Oil companies, and the weaker yen, also lifted Tokyo shares, which closed 1.4 percent higher .N225
MSCI's broadest index of Asia-Pacific shares outside Japan.MIAPJ0000PUS was up 0.5 percent. The main MSCI emerging market equities index .MSCIEF rose by a similar amount.
However, Indian stocks fell as much as 2 percent at one point .NSEI after New Delhi launched strikes on militants it suspects of preparing to infiltrate into the part of Kashmir it controls. The Indian rupee fell almost 1 percent against the dollar INR=. OPEC, the Organization of the Petroleum Exporting Countries, agreed to cut output to a range of 32.5-33.0 million barrels a day from the group's current estimate of 33.24 million barrels, ministers at the talks in Algiers said.
However, each member's output levels will be decided at the next formal OPEC meeting in Vienna in November, when non-OPEC countries such as Russia could also be invited to join the cuts.
"I'm very sceptical about whether this deal actually means a cut in output, or whether it’s trying to raise the price a bit, because OPEC’s not an effective cartel anymore, it controls less than half the world oil supply," said Malcolm Bracken, investment manager at Redmayne-Bentley.
Goldman Sachs said the deal could add as much as $10 to oil prices in the first half of next year but, given the uncertainty of the proposal, stuck to its year-end and 2017 oil price forecasts.
Brent crude, the international benchmark, was down 25 cents at $48.4 a barrel, after hitting a high of $49.09 on Wednesday.
"We think that OPEC is running a dangerous game if the aim is to push the crude oil price higher from here in the short term as it would just activate more U.S. shale oil production," said Bjarne Schieldrop, chief commodity analyst at SEB.
Oil-producer's currencies, including the Canadian dollar CAD= and the Norwegian crown EURNOK= rose on the deal but gave up some of the gains on Thursday in line with oil.
However, the Japanese yen JPY, often sought when investor appetite for risk is low, fell. It was last down 0.8 percent at 101.43 per dollar, having fallen as low as 100.62.
German 10-year government bond yields DE10YT=TWEB, the euro zone benchmark, rose 3 basis points to minus 0.12 percent. U.S. 10-year yields US10YT=RR rose 1.5 bps at 1.582 percent.
An inflationary rise in oil prices would rattle investors already nervous that an era of central bank stimulus may be coming to an end.
However, given doubts about the deal, BNP Paribas European rates strategist Patrick Jacques said the upward pressure on bond yields would prove temporary.
"Even if there's a 5 percent rise in oil prices, this will not trigger a strong rebound in inflation and at these levels, oil output is still higher than demand so we're unlikely to see a massive rally in oil," he said.
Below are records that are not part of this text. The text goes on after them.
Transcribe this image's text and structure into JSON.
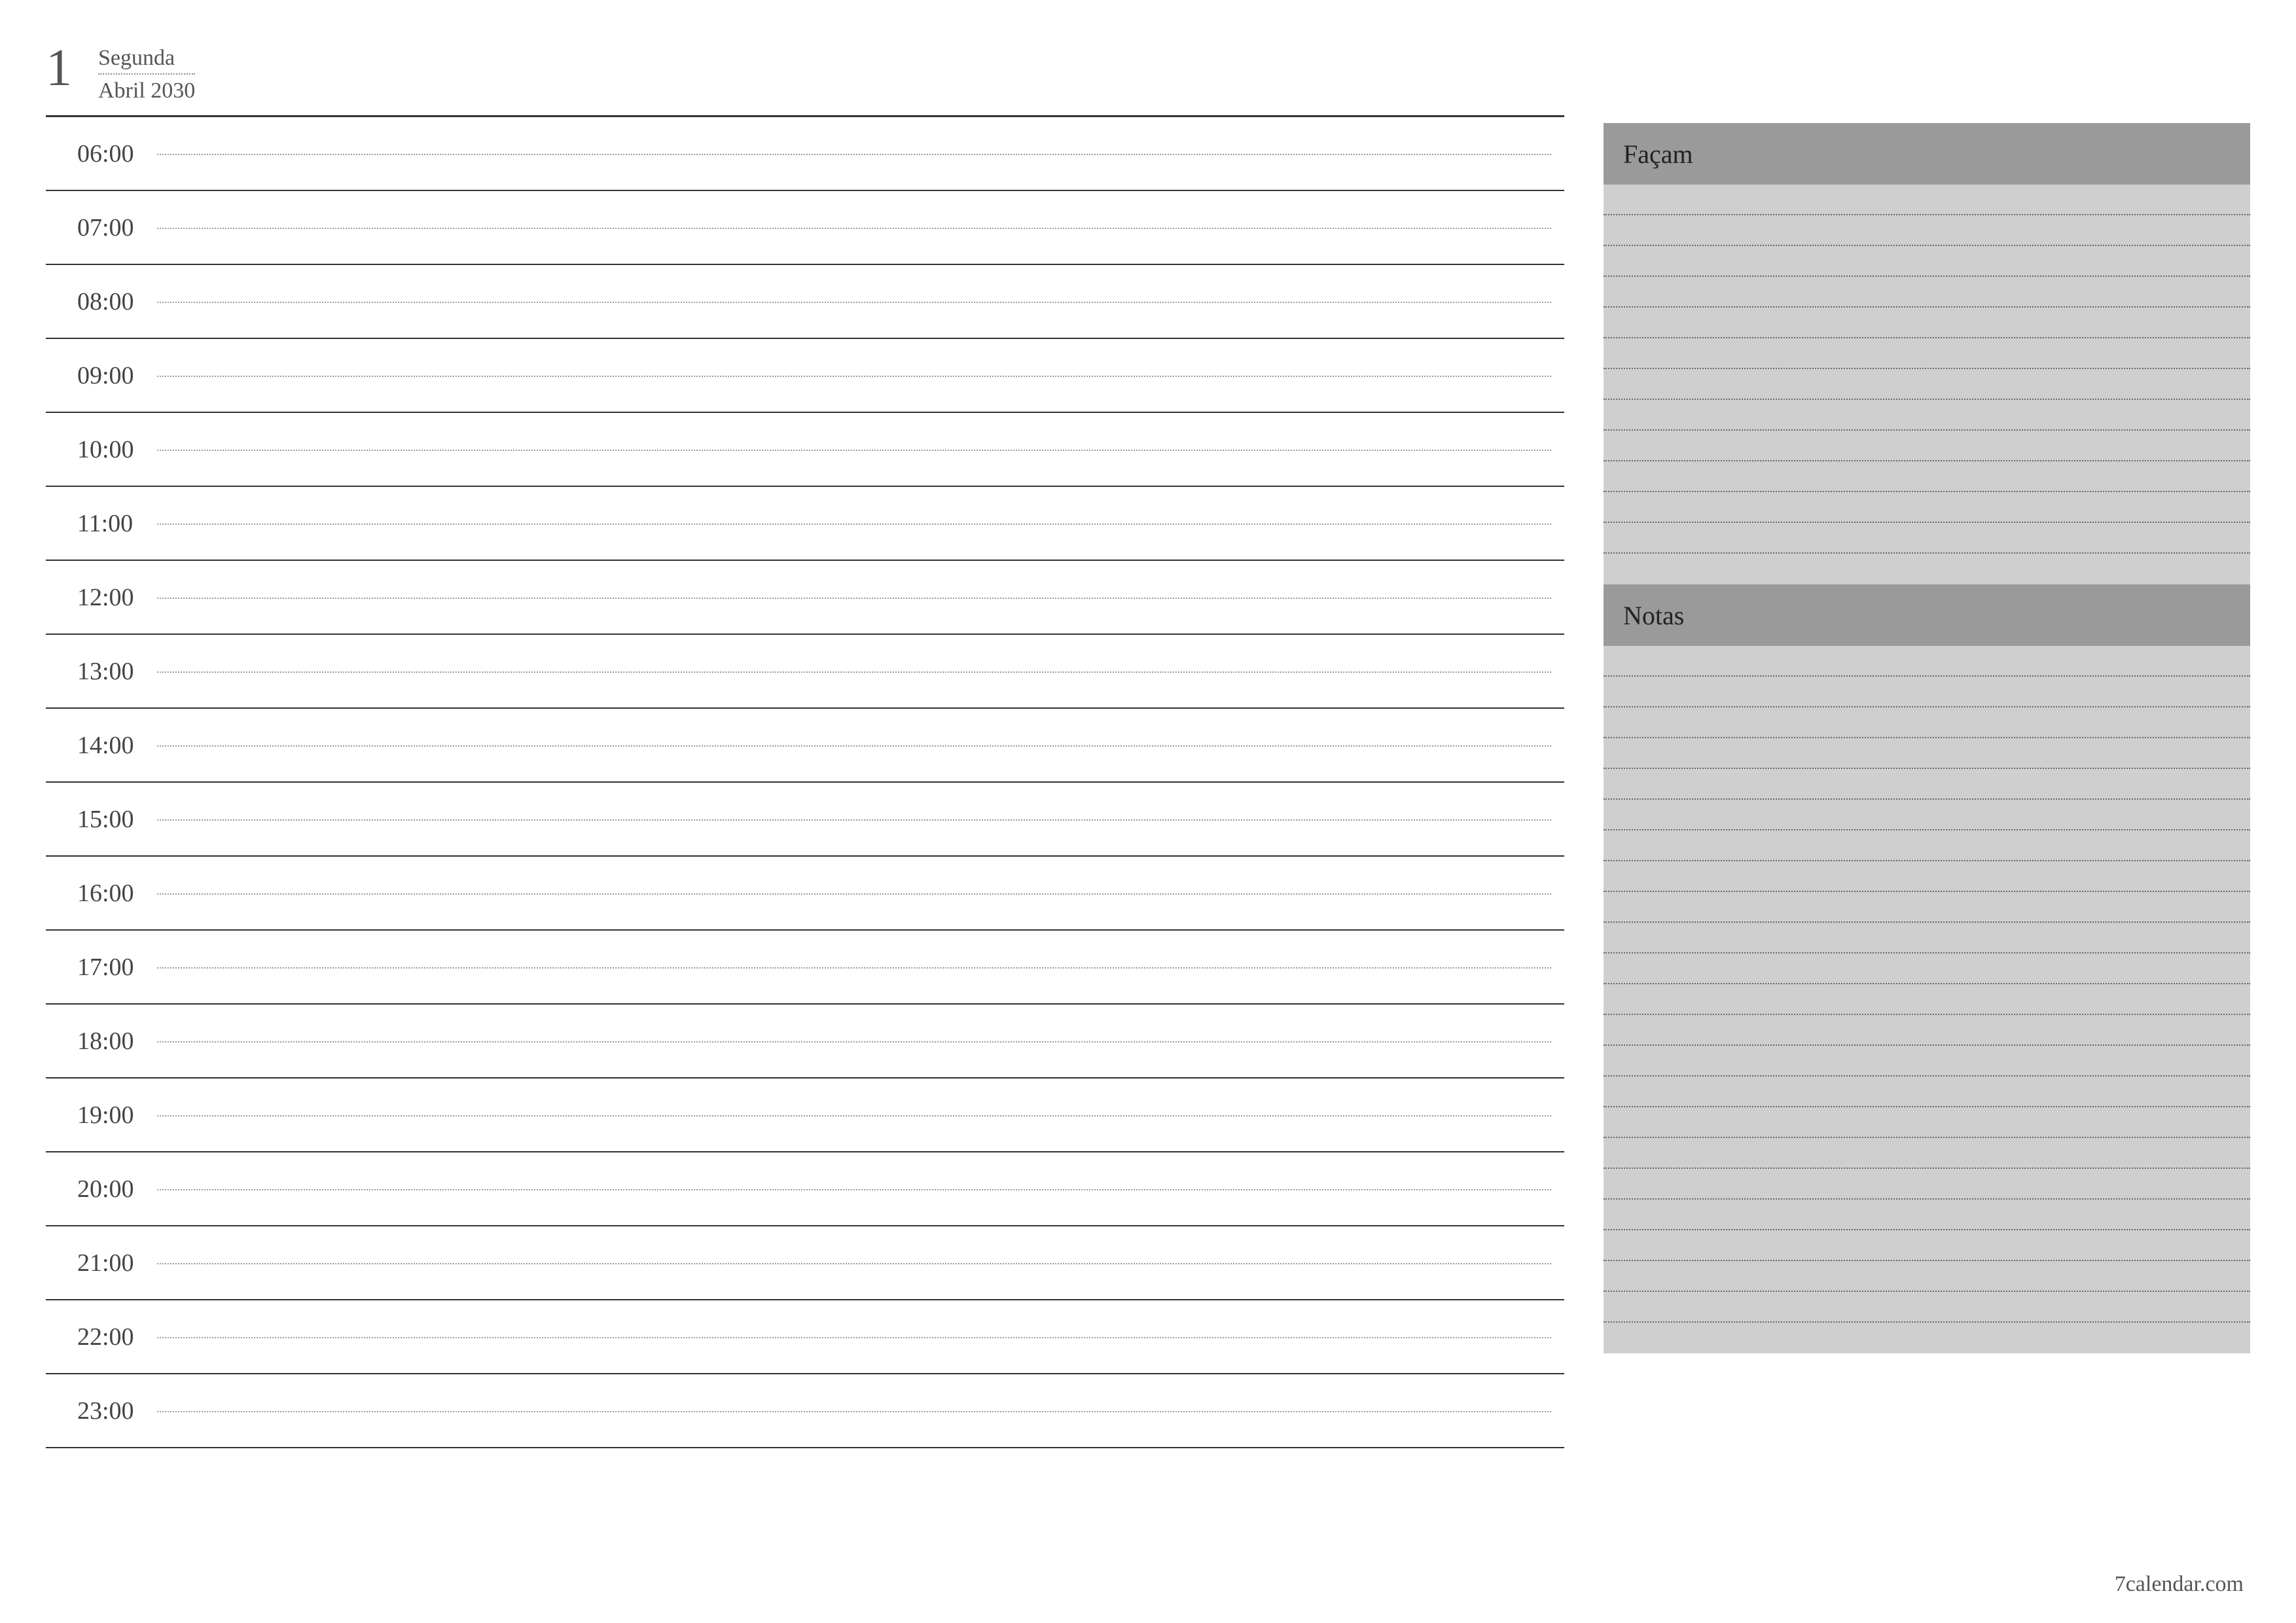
{
  "header": {
    "day_number": "1",
    "weekday": "Segunda",
    "month_year": "Abril 2030"
  },
  "schedule": {
    "hours": [
      "06:00",
      "07:00",
      "08:00",
      "09:00",
      "10:00",
      "11:00",
      "12:00",
      "13:00",
      "14:00",
      "15:00",
      "16:00",
      "17:00",
      "18:00",
      "19:00",
      "20:00",
      "21:00",
      "22:00",
      "23:00"
    ]
  },
  "sidebar": {
    "todo_label": "Façam",
    "notes_label": "Notas",
    "todo_lines": 13,
    "notes_lines": 23
  },
  "footer": {
    "site": "7calendar.com"
  }
}
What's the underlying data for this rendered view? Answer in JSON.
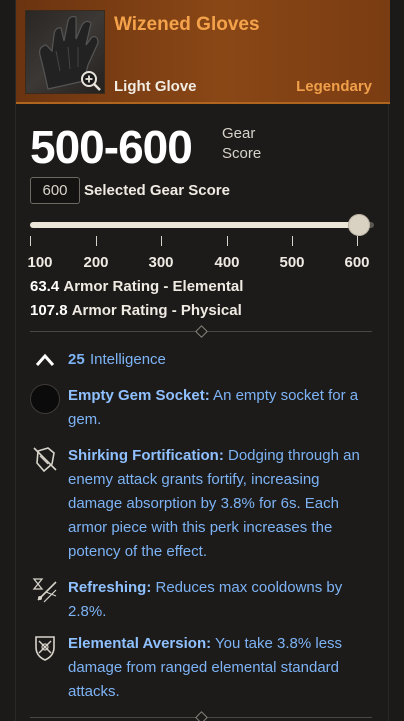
{
  "item": {
    "name": "Wizened Gloves",
    "type": "Light Glove",
    "rarity": "Legendary",
    "icon": "leather-glove-image",
    "zoom_icon": "magnifier-plus-icon"
  },
  "gear_score": {
    "range": "500-600",
    "label_line1": "Gear",
    "label_line2": "Score",
    "selected_value": "600",
    "selected_label": "Selected Gear Score",
    "slider_level": 1.0,
    "ticks": [
      "100",
      "200",
      "300",
      "400",
      "500",
      "600"
    ]
  },
  "armor": [
    {
      "value": "63.4",
      "label": "Armor Rating - Elemental"
    },
    {
      "value": "107.8",
      "label": "Armor Rating - Physical"
    }
  ],
  "attribute": {
    "value": "25",
    "name": "Intelligence"
  },
  "perks": [
    {
      "icon": "empty-gem-socket-icon",
      "title": "Empty Gem Socket:",
      "text": " An empty socket for a gem."
    },
    {
      "icon": "shield-fortify-icon",
      "title": "Shirking Fortification:",
      "text": " Dodging through an enemy attack grants fortify, increasing damage absorption by 3.8% for 6s. Each armor piece with this perk increases the potency of the effect."
    },
    {
      "icon": "hourglass-refresh-icon",
      "title": "Refreshing:",
      "text": " Reduces max cooldowns by 2.8%."
    },
    {
      "icon": "elemental-shield-icon",
      "title": "Elemental Aversion:",
      "text": " You take 3.8% less damage from ranged elemental standard attacks."
    }
  ],
  "colors": {
    "header_bg": "#7a3c12",
    "title_orange": "#f5a34b",
    "perk_blue": "#7db3f5",
    "panel_bg": "#1c1b1a"
  }
}
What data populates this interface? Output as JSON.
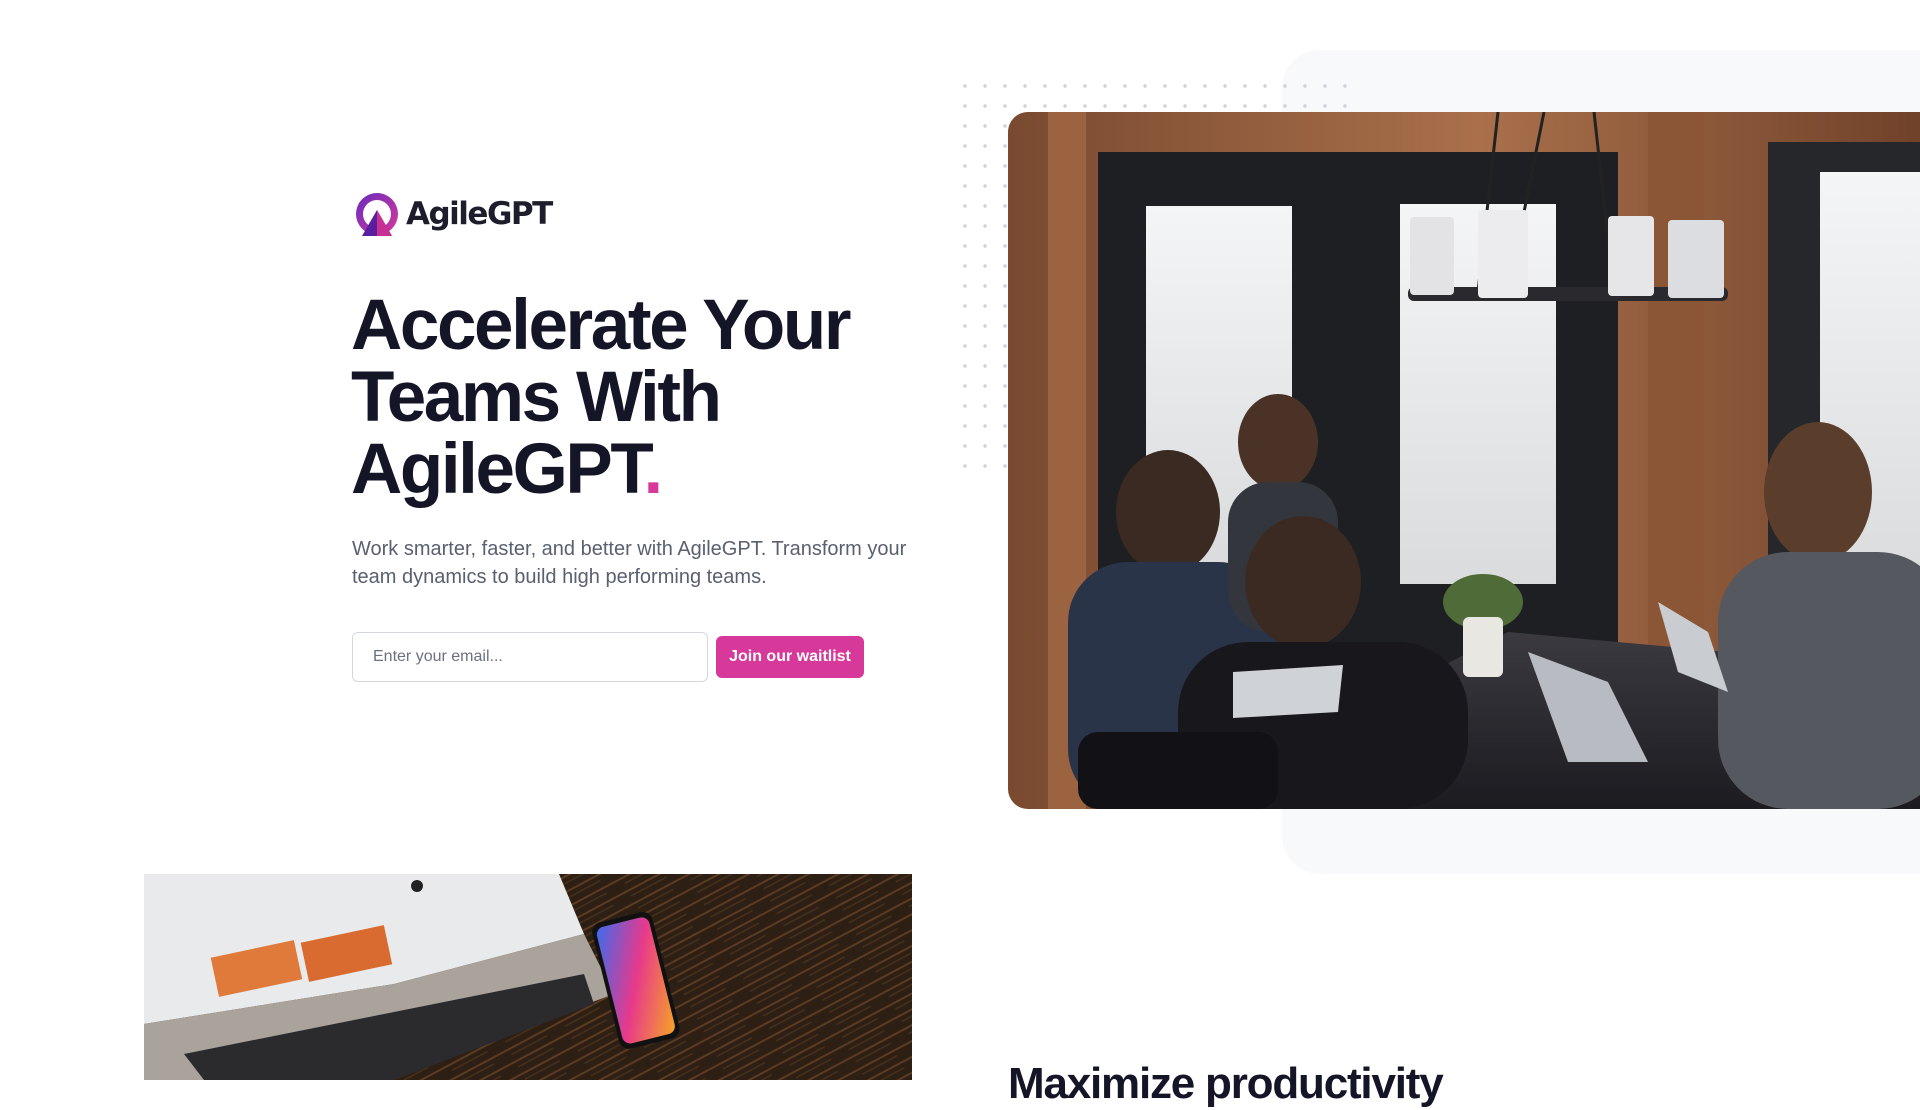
{
  "brand": {
    "name": "AgileGPT",
    "colors": {
      "primary": "#d6399a",
      "logo_purple": "#6a2bbf",
      "heading": "#151528",
      "body_text": "#5a6070"
    }
  },
  "hero": {
    "headline_lines": [
      "Accelerate Your",
      "Teams With",
      "AgileGPT"
    ],
    "headline_accent": ".",
    "subtext": "Work smarter, faster, and better with AgileGPT. Transform your team dynamics to build high performing teams.",
    "email_placeholder": "Enter your email...",
    "email_value": "",
    "cta_label": "Join our waitlist",
    "image_subject": "team-meeting-photo"
  },
  "feature": {
    "image_subject": "laptop-and-phone-photo",
    "heading": "Maximize productivity"
  },
  "icons": {
    "logo": "agilegpt-logo-icon"
  }
}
(Additional reporting by Saikat Chatterjee in Hong Kong, Keith Wallis in Singapore, Jemima Kelly, Dhara Ranasinghe, Sujata Rao, Kit Rees and Swetha Gopinath in London; Editing by Jeremy Gaunt)
Wednesday, September 28, 2016
Tuesday, September 27, 2016
Mushkin, who researches local markets, recently found that prices of a typical basket of grocery items in Houston, had fallen almost 5 percent over the past year.
by Craig Giammona